▸ EXERCISE INSTRUCTIONS
An exact retyping of every record is required.

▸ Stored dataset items
= = =

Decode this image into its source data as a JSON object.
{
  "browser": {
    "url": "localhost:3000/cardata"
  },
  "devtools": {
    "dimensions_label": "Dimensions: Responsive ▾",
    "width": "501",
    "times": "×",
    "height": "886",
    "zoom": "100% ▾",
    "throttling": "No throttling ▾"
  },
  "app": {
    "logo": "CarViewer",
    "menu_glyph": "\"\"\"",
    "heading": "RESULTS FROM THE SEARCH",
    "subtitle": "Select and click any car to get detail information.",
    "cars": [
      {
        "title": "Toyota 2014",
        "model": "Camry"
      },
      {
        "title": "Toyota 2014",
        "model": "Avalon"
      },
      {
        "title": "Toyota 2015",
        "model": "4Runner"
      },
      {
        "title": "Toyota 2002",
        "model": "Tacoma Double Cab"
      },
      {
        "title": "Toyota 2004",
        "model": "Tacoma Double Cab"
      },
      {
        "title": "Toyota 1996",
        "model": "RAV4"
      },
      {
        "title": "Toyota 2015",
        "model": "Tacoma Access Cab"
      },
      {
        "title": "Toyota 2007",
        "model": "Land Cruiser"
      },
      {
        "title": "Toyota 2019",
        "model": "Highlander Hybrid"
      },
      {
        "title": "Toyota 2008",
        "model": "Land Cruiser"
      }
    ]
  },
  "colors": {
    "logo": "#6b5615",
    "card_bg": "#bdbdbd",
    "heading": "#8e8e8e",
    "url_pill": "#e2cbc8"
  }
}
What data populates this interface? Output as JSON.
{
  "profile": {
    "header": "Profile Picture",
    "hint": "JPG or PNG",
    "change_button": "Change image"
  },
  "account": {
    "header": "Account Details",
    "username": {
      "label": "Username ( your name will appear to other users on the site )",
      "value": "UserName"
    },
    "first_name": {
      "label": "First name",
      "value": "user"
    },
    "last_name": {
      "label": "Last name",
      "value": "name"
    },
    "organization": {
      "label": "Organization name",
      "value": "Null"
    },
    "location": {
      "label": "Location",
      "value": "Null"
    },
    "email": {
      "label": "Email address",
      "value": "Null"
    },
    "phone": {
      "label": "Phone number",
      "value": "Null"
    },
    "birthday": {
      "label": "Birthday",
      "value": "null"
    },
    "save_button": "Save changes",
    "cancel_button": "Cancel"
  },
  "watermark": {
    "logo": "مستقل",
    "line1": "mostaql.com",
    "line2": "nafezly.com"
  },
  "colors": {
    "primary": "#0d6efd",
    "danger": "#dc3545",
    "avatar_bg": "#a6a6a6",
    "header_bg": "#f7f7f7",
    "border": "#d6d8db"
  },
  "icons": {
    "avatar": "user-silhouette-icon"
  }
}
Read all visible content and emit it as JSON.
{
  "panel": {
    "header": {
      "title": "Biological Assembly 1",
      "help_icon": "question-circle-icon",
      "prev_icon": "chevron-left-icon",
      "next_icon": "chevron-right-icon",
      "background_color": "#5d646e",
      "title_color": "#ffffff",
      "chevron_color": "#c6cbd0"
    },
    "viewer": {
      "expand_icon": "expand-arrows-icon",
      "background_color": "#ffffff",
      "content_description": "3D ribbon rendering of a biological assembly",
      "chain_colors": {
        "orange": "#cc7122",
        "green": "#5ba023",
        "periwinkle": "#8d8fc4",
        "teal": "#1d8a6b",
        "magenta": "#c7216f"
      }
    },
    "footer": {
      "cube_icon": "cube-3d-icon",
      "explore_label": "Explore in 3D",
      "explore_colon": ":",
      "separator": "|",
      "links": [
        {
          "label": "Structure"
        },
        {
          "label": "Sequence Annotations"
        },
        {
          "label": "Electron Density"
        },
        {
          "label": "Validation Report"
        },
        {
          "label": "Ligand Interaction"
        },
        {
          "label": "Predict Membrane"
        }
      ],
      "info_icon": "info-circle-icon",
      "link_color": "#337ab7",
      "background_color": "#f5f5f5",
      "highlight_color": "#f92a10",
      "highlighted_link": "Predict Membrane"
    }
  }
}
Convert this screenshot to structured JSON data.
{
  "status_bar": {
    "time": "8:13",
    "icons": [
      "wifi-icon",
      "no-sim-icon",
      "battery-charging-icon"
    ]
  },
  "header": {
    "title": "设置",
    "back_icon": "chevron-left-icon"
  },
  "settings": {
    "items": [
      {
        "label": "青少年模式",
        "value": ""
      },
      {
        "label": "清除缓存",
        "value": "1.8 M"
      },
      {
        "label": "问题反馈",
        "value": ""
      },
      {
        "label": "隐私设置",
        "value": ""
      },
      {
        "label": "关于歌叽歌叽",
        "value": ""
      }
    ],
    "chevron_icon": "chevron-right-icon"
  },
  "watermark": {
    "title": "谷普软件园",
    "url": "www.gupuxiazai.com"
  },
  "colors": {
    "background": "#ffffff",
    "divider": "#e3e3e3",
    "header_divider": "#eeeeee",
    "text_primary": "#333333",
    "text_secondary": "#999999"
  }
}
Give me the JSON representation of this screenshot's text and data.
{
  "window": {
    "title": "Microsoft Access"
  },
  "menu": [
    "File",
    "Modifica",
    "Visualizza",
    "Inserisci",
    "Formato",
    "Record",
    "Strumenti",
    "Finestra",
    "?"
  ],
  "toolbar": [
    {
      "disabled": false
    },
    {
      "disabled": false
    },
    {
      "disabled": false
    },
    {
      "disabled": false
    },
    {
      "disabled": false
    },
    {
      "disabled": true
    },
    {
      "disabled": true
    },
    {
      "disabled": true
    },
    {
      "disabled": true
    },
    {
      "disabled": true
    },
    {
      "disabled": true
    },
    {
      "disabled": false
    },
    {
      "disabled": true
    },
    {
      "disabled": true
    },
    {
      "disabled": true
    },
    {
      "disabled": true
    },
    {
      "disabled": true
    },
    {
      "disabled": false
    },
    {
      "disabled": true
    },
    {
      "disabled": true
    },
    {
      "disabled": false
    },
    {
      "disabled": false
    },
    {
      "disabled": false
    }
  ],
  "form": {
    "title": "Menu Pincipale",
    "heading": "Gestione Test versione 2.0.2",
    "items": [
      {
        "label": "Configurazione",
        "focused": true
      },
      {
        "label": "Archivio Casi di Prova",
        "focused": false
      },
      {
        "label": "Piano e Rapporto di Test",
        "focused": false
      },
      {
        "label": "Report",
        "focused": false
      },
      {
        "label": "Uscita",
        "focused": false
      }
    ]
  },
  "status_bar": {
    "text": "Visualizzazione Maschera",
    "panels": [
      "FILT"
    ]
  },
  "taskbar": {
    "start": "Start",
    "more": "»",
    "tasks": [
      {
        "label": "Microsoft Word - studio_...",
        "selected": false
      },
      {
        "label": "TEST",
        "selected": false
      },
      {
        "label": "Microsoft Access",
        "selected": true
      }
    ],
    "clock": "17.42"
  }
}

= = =

▸ TASK RESPONSE
Decode this image into its source data as a JSON object.
{
  "browser": {
    "url": "localhost:3000/cardata"
  },
  "devtools": {
    "dimensions_label": "Dimensions: Responsive ▾",
    "width": "501",
    "times": "×",
    "height": "886",
    "zoom": "100% ▾",
    "throttling": "No throttling ▾"
  },
  "app": {
    "logo": "CarViewer",
    "menu_glyph": "\"\"\"",
    "heading": "RESULTS FROM THE SEARCH",
    "subtitle": "Select and click any car to get detail information.",
    "cars": [
      {
        "title": "Toyota 2014",
        "model": "Camry"
      },
      {
        "title": "Toyota 2014",
        "model": "Avalon"
      },
      {
        "title": "Toyota 2015",
        "model": "4Runner"
      },
      {
        "title": "Toyota 2002",
        "model": "Tacoma Double Cab"
      },
      {
        "title": "Toyota 2004",
        "model": "Tacoma Double Cab"
      },
      {
        "title": "Toyota 1996",
        "model": "RAV4"
      },
      {
        "title": "Toyota 2015",
        "model": "Tacoma Access Cab"
      },
      {
        "title": "Toyota 2007",
        "model": "Land Cruiser"
      },
      {
        "title": "Toyota 2019",
        "model": "Highlander Hybrid"
      },
      {
        "title": "Toyota 2008",
        "model": "Land Cruiser"
      }
    ]
  },
  "colors": {
    "logo": "#6b5615",
    "card_bg": "#bdbdbd",
    "heading": "#8e8e8e",
    "url_pill": "#e2cbc8"
  }
}
What data populates this interface? Output as JSON.
{
  "profile": {
    "header": "Profile Picture",
    "hint": "JPG or PNG",
    "change_button": "Change image"
  },
  "account": {
    "header": "Account Details",
    "username": {
      "label": "Username ( your name will appear to other users on the site )",
      "value": "UserName"
    },
    "first_name": {
      "label": "First name",
      "value": "user"
    },
    "last_name": {
      "label": "Last name",
      "value": "name"
    },
    "organization": {
      "label": "Organization name",
      "value": "Null"
    },
    "location": {
      "label": "Location",
      "value": "Null"
    },
    "email": {
      "label": "Email address",
      "value": "Null"
    },
    "phone": {
      "label": "Phone number",
      "value": "Null"
    },
    "birthday": {
      "label": "Birthday",
      "value": "null"
    },
    "save_button": "Save changes",
    "cancel_button": "Cancel"
  },
  "watermark": {
    "logo": "مستقل",
    "line1": "mostaql.com",
    "line2": "nafezly.com"
  },
  "colors": {
    "primary": "#0d6efd",
    "danger": "#dc3545",
    "avatar_bg": "#a6a6a6",
    "header_bg": "#f7f7f7",
    "border": "#d6d8db"
  },
  "icons": {
    "avatar": "user-silhouette-icon"
  }
}
Read all visible content and emit it as JSON.
{
  "panel": {
    "header": {
      "title": "Biological Assembly 1",
      "help_icon": "question-circle-icon",
      "prev_icon": "chevron-left-icon",
      "next_icon": "chevron-right-icon",
      "background_color": "#5d646e",
      "title_color": "#ffffff",
      "chevron_color": "#c6cbd0"
    },
    "viewer": {
      "expand_icon": "expand-arrows-icon",
      "background_color": "#ffffff",
      "content_description": "3D ribbon rendering of a biological assembly",
      "chain_colors": {
        "orange": "#cc7122",
        "green": "#5ba023",
        "periwinkle": "#8d8fc4",
        "teal": "#1d8a6b",
        "magenta": "#c7216f"
      }
    },
    "footer": {
      "cube_icon": "cube-3d-icon",
      "explore_label": "Explore in 3D",
      "explore_colon": ":",
      "separator": "|",
      "links": [
        {
          "label": "Structure"
        },
        {
          "label": "Sequence Annotations"
        },
        {
          "label": "Electron Density"
        },
        {
          "label": "Validation Report"
        },
        {
          "label": "Ligand Interaction"
        },
        {
          "label": "Predict Membrane"
        }
      ],
      "info_icon": "info-circle-icon",
      "link_color": "#337ab7",
      "background_color": "#f5f5f5",
      "highlight_color": "#f92a10",
      "highlighted_link": "Predict Membrane"
    }
  }
}
Convert this screenshot to structured JSON data.
{
  "status_bar": {
    "time": "8:13",
    "icons": [
      "wifi-icon",
      "no-sim-icon",
      "battery-charging-icon"
    ]
  },
  "header": {
    "title": "设置",
    "back_icon": "chevron-left-icon"
  },
  "settings": {
    "items": [
      {
        "label": "青少年模式",
        "value": ""
      },
      {
        "label": "清除缓存",
        "value": "1.8 M"
      },
      {
        "label": "问题反馈",
        "value": ""
      },
      {
        "label": "隐私设置",
        "value": ""
      },
      {
        "label": "关于歌叽歌叽",
        "value": ""
      }
    ],
    "chevron_icon": "chevron-right-icon"
  },
  "watermark": {
    "title": "谷普软件园",
    "url": "www.gupuxiazai.com"
  },
  "colors": {
    "background": "#ffffff",
    "divider": "#e3e3e3",
    "header_divider": "#eeeeee",
    "text_primary": "#333333",
    "text_secondary": "#999999"
  }
}
Give me the JSON representation of this screenshot's text and data.
{
  "window": {
    "title": "Microsoft Access"
  },
  "menu": [
    "File",
    "Modifica",
    "Visualizza",
    "Inserisci",
    "Formato",
    "Record",
    "Strumenti",
    "Finestra",
    "?"
  ],
  "toolbar": [
    {
      "disabled": false
    },
    {
      "disabled": false
    },
    {
      "disabled": false
    },
    {
      "disabled": false
    },
    {
      "disabled": false
    },
    {
      "disabled": true
    },
    {
      "disabled": true
    },
    {
      "disabled": true
    },
    {
      "disabled": true
    },
    {
      "disabled": true
    },
    {
      "disabled": true
    },
    {
      "disabled": false
    },
    {
      "disabled": true
    },
    {
      "disabled": true
    },
    {
      "disabled": true
    },
    {
      "disabled": true
    },
    {
      "disabled": true
    },
    {
      "disabled": false
    },
    {
      "disabled": true
    },
    {
      "disabled": true
    },
    {
      "disabled": false
    },
    {
      "disabled": false
    },
    {
      "disabled": false
    }
  ],
  "form": {
    "title": "Menu Pincipale",
    "heading": "Gestione Test versione 2.0.2",
    "items": [
      {
        "label": "Configurazione",
        "focused": true
      },
      {
        "label": "Archivio Casi di Prova",
        "focused": false
      },
      {
        "label": "Piano e Rapporto di Test",
        "focused": false
      },
      {
        "label": "Report",
        "focused": false
      },
      {
        "label": "Uscita",
        "focused": false
      }
    ]
  },
  "status_bar": {
    "text": "Visualizzazione Maschera",
    "panels": [
      "FILT"
    ]
  },
  "taskbar": {
    "start": "Start",
    "more": "»",
    "tasks": [
      {
        "label": "Microsoft Word - studio_...",
        "selected": false
      },
      {
        "label": "TEST",
        "selected": false
      },
      {
        "label": "Microsoft Access",
        "selected": true
      }
    ],
    "clock": "17.42"
  }
}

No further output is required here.